During tumorigenesis stroma initially plays a suppressing role, but overtime evolves to promote tumor growth, as demonstrated in many experimental studies. Normal tissue architecture becomes disordered; the extracellular matrix (ECM) is remodeled by mesenchymal cells and the relationships between epithelium and basement membrane are disrupted. Tumor stroma is the microenvironment which surrounds the malignant cells and makes up about a half of malignant tumors. The cells found in the stroma include blood and lymph endothelial cells, pericytes, leukocytes, macrophages and fibroblasts. In particular, fibroblasts termed “cancer associated fibroblasts” (CAFs) have received increased attention because of their involvement in tumor development, including invasion and metastasis. In the tumor stroma, a great number of CAFs and myofibroblasts, high capillary density, deposition of mature type I collagen and other ECM components are observed. The growing role of the reciprocal interaction between epithelial and stromal cells in the development and progression of breast cancer has been recognized. To verify if this cross-talk may affect some aspects of cell biology (i.e. proliferation, adhesion molecule expression, membrane fluidity, migration), we co-cultured estrogen receptor (ER)-positive, poorly invasive and low metastasizing (MCF-7) or ER-negative, highly invasive and metastatic (MDA-MB-231) breast cancer cells with fibroblasts isolated from breast healthy skin (normal fibroblasts, NFs) or from breast tumor stroma (CAFs) in monolayer or in a three-dimensional system (nodules). In terms of proliferation, we demonstrated that CAFs exerted a mitogenic effect on both ER+ and ER- breast cancer cells, while mammary cancer cells had no influence on the growth of both kinds of fibroblasts. NFs and CAFs respectively induced or inhibited E-cadherin expression in MCF-7 cells; CAFs promoted N-cadherin up-regulation in MDA-MB-231 cells and its de novo expression in MCF-7 cells. An increase in N-cadherin was observed in CAFs but not in NFs, as a result of the interaction with both kinds of cancer cells. Plasma membrane labeling of monolayer cultures with the fluorescent probe Laurdan showed an enhancement of the membrane fluidity in cancer cells co-cultured with NFs or CAFs. An increase in lipid packing density of fibroblast membranes was promoted by MCF-7 cells. Time-lapsed cell tracking analysis of mammary cancer cells co-cultured with NFs or CAFs revealed an enhancement of tumor cell migration velocity and even a marked increase in the directness induced by CAFs. A dramatic increase in Stearoyl-CoA desaturase 1 (SCD1), the main enzyme regulating the fatty acid membrane composition, has been observed in both MCF-7 and MDA-MB-231 cells as the result of the interaction with CAFs. In addition, the presence of fibroblasts, in particular CAFs, stimulated binding of SREBP1, a transcription factor which specifically binds to the SREBP response element on the SCD1 promoter, in tumor cells. Finally, performing co-culture assays in the presence neutralizing antibodies against hepatocyte growth factor, transforming growth factor-beta and fibroblast growth factor-2, which are released by CAFs, we demonstrated that both the speed and the directness increases induced by CAFs in cancer cell migration were strongly reduced or completely abolished. All these results provide new insights in the understanding the role of CAFs in promoting the tumor cell invasiveness and may help in defining new therapeutic targets in breast cancer.

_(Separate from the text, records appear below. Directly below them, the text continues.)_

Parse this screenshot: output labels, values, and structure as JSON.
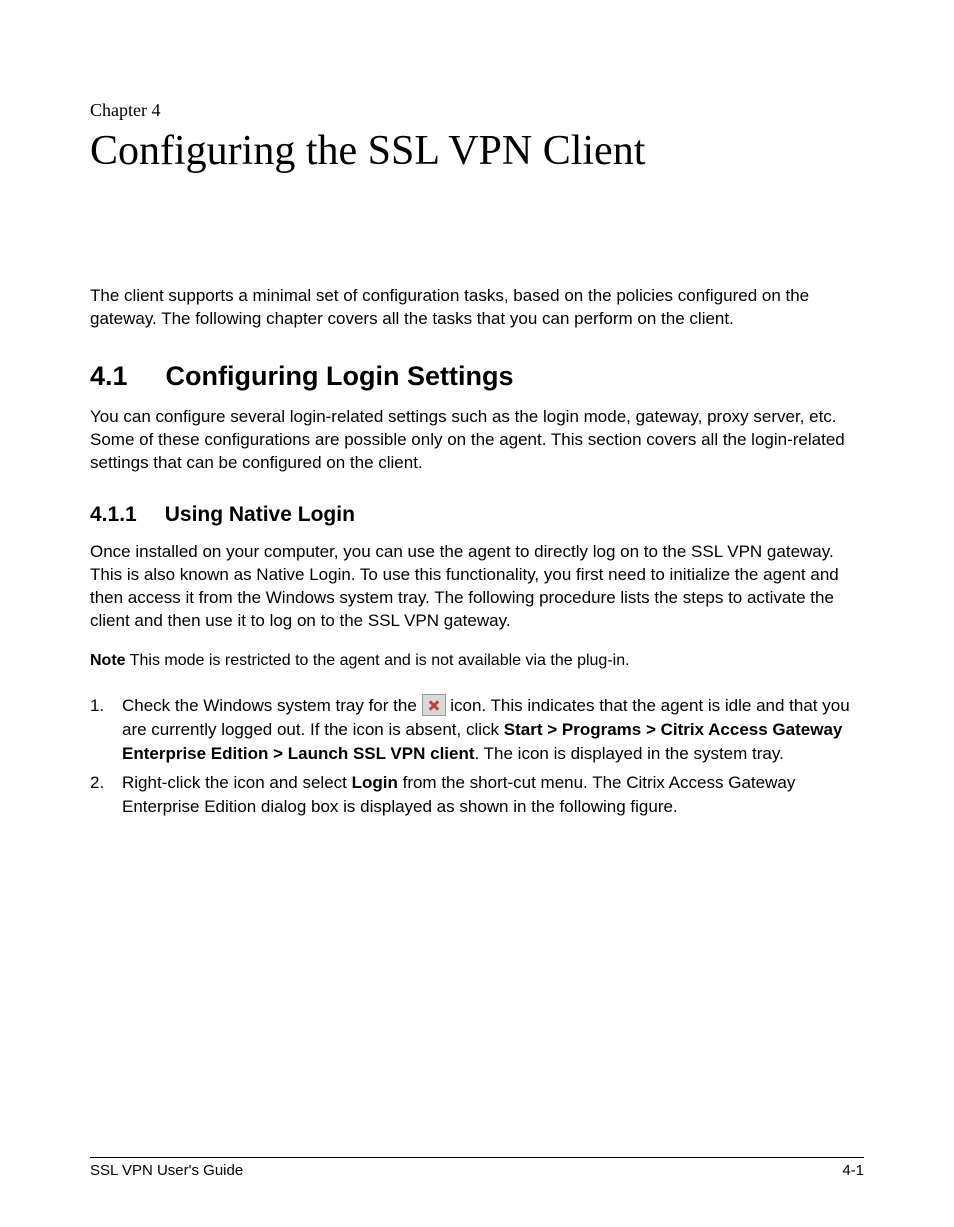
{
  "chapter": {
    "label": "Chapter 4",
    "title": "Configuring the SSL VPN Client"
  },
  "intro": "The client supports a minimal set of configuration tasks, based on the policies configured on the gateway. The following chapter covers all the tasks that you can perform on the client.",
  "section": {
    "number": "4.1",
    "title": "Configuring Login Settings",
    "para": "You can configure several login-related settings such as the login mode, gateway, proxy server, etc. Some of these configurations are possible only on the agent. This section covers all the login-related settings that can be configured on the client."
  },
  "subsection": {
    "number": "4.1.1",
    "title": "Using Native Login",
    "para": "Once installed on your computer, you can use the agent to directly log on to the SSL VPN gateway. This is also known as Native Login. To use this functionality, you first need to initialize the agent and then access it from the Windows system tray. The following procedure lists the steps to activate the client and then use it to log on to the SSL VPN gateway.",
    "note_label": "Note",
    "note_text": " This mode is restricted to the agent and is not available via the plug-in."
  },
  "steps": {
    "step1_pre": "Check the Windows system tray for the ",
    "step1_mid": " icon. This indicates that the agent is idle and that you are currently logged out. If the icon is absent, click ",
    "step1_bold": "Start > Programs > Citrix Access Gateway Enterprise Edition > Launch SSL VPN client",
    "step1_post": ". The icon is displayed in the system tray.",
    "step2_pre": "Right-click the icon and select ",
    "step2_bold": "Login",
    "step2_post": " from the short-cut menu. The Citrix Access Gateway Enterprise Edition dialog box is displayed as shown in the following figure."
  },
  "icons": {
    "tray_icon_name": "citrix-agent-tray-icon"
  },
  "footer": {
    "left": "SSL VPN User's Guide",
    "right": "4-1"
  }
}
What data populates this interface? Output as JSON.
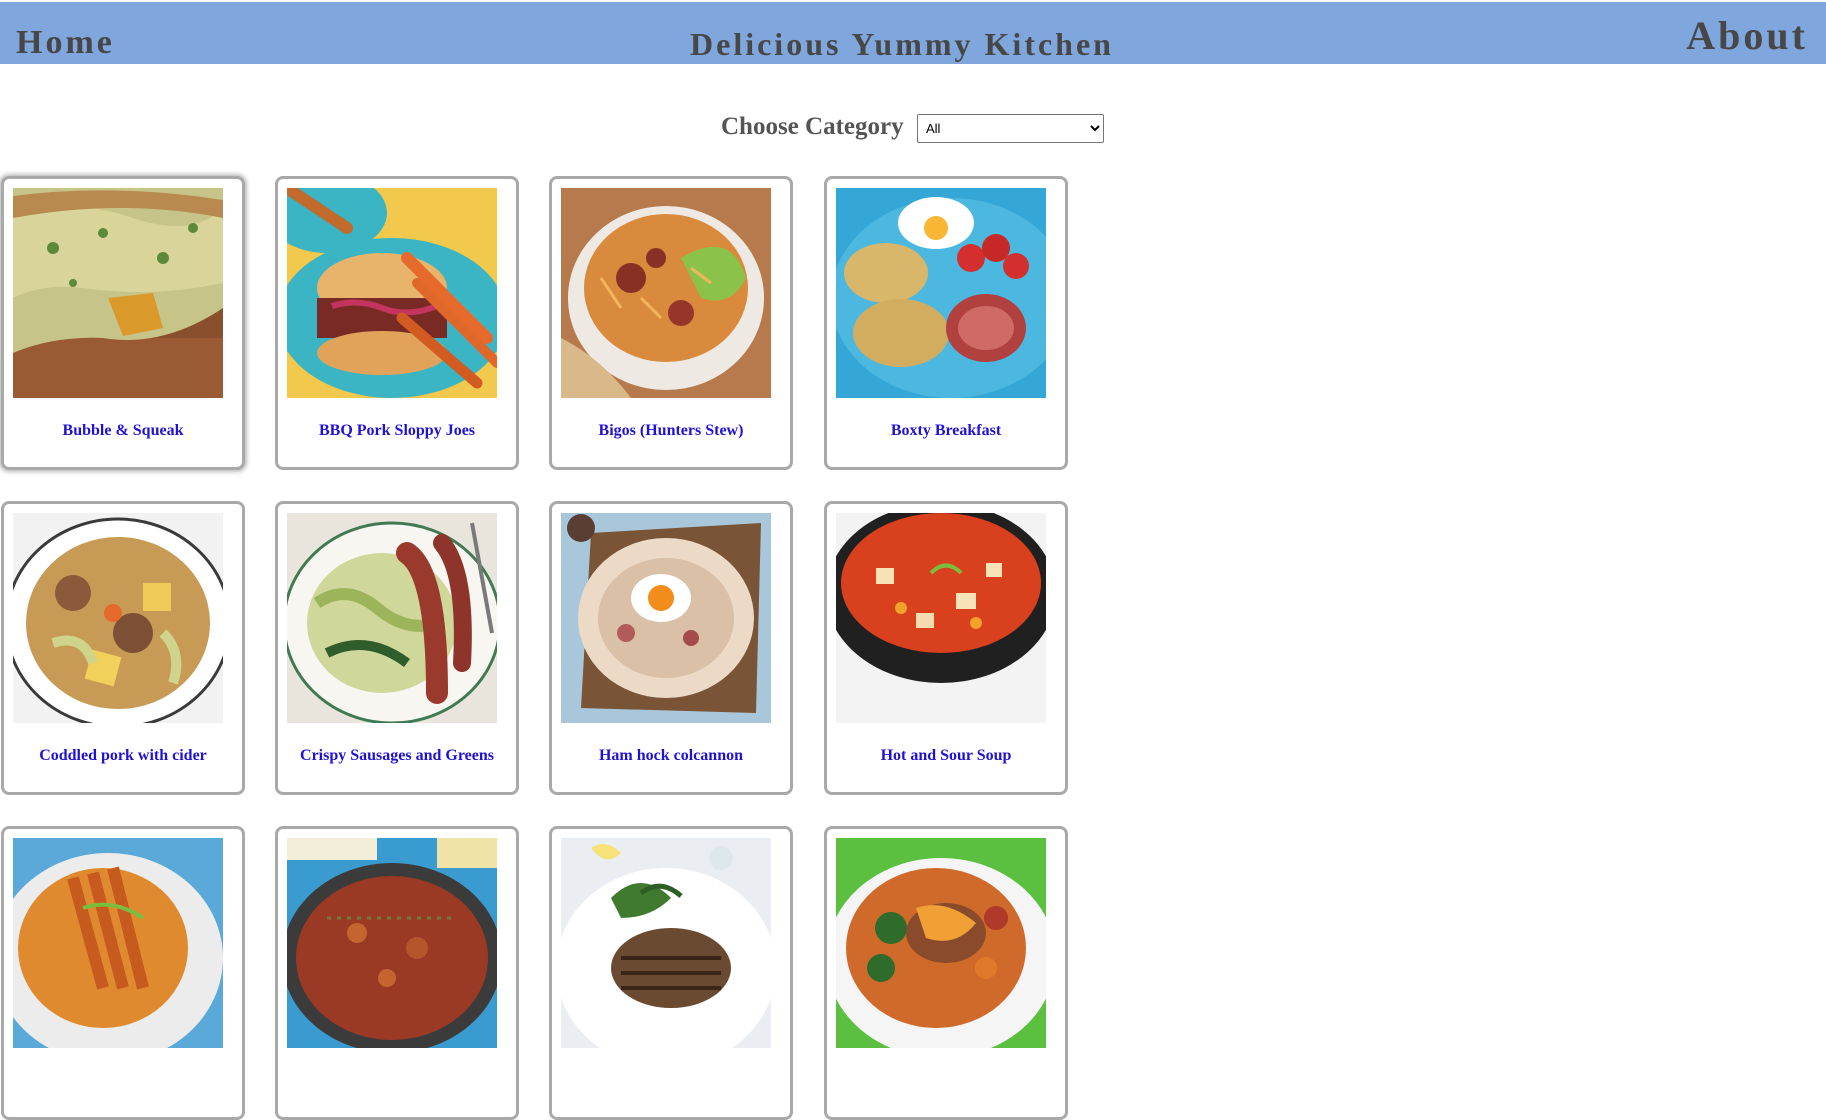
{
  "header": {
    "home_label": "Home",
    "title": "Delicious Yummy Kitchen",
    "about_label": "About",
    "background_color": "#7fa6dd"
  },
  "filter": {
    "label": "Choose Category",
    "selected": "All"
  },
  "recipes": [
    {
      "name": "Bubble & Squeak",
      "image": "bubble-and-squeak-photo"
    },
    {
      "name": "BBQ Pork Sloppy Joes",
      "image": "bbq-pork-sloppy-joes-photo"
    },
    {
      "name": "Bigos (Hunters Stew)",
      "image": "bigos-hunters-stew-photo"
    },
    {
      "name": "Boxty Breakfast",
      "image": "boxty-breakfast-photo"
    },
    {
      "name": "Coddled pork with cider",
      "image": "coddled-pork-with-cider-photo"
    },
    {
      "name": "Crispy Sausages and Greens",
      "image": "crispy-sausages-and-greens-photo"
    },
    {
      "name": "Ham hock colcannon",
      "image": "ham-hock-colcannon-photo"
    },
    {
      "name": "Hot and Sour Soup",
      "image": "hot-and-sour-soup-photo"
    },
    {
      "name": "",
      "image": "recipe-photo-9"
    },
    {
      "name": "",
      "image": "recipe-photo-10"
    },
    {
      "name": "",
      "image": "recipe-photo-11"
    },
    {
      "name": "",
      "image": "recipe-photo-12"
    }
  ],
  "colors": {
    "link": "#1f11d6",
    "card_border": "#a9a9a9",
    "heading_text": "#474747"
  }
}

|Numero di pagine||1|
|Rivista||European Journal of Histochemistry|
|Stato di pubblicazione||Pubblicato - 2013|
|Evento||XXXIII Congresso Nazionale della Società Italiana per lo Studio del Connettivo (SISC) - Pavia|
Durata: 3 ott 2013 → 4 ott 2013
- breast cancer stroma